·2 min read

Aaron Rodgers is now canceling “cancel culture.”

The unvaccinated Green Bay Packers quarterback wore a hoodie with a line through the words “cancel culture” during a radio show appearance on Tuesday. (Watch the video below.)

But he didn’t repeat his earlier rant about the “woke mob” hammering nails into his “cancel culture casket” after he misled the public about his vaccination status, caught COVID-19 and was then criticized for his wackadoodle comments in an interview.

Tuesday’s version of Rodgers, who is having a great season despite a broken toe, showed the star being more careful with his words but still spouting some questionable stuff — like how he appeared to self-medicate during his recovery from the disease, which has killed more than 800,000 in the United States.

“The other thing that hasn’t been talked about is treatments,” Rodgers said on “The Pat McAfee Show.” “I’ve talked to a lot of friends who had COVID, including Joe [Rogan], and figured out a protocol in case I had COVID.”

Part of that regimen included ivermectin, an antiparasitic drug that is commonly used to deworm livestock. Rogan, a podcast host, has promoted it as a cure for COVID. Rodgers had previously touted Rogan’s supposed expertise on “The Pat McAfee Show.” The quarterback also suggested then that the vaccine could cause sterility and that natural immunity from infection was stronger protection than a vaccine. (Neither of these claims are true.)

Rodgers proclaimed on Tuesday that “society” has not discussed proven treatments like monoclonal antibodies. That is also wrong.

Rodgers said that the NFL used “coercion” to try to get players vaccinated but now “obviously it’s been revealed that nonvaccinated players are not these dangerous superspreaders.”

More than 100 players ― many inoculated ― have tested positive recently, prompting the NFL to rethink its safety and game cancellation protocols as the omicron variant rages.

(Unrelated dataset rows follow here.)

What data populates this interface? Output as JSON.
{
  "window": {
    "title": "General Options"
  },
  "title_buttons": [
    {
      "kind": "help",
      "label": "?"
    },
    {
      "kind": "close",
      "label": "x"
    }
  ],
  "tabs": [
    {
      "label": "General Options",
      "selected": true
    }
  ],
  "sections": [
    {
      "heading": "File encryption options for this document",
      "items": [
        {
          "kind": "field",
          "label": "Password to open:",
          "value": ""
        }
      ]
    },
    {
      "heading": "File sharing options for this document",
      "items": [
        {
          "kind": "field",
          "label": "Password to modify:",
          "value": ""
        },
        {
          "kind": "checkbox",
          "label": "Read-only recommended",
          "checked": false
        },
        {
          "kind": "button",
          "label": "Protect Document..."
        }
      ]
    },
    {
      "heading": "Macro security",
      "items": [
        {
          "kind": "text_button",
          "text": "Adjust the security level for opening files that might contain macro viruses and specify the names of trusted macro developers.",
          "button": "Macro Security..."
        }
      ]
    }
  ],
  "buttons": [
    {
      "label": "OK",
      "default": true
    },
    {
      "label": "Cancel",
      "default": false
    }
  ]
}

The Centers for Disease Control and Prevention has said that the emergence of the variant “further emphasizes the importance of vaccination and boosters” to prevent severe illness and death.

This article originally appeared on HuffPost and has been updated.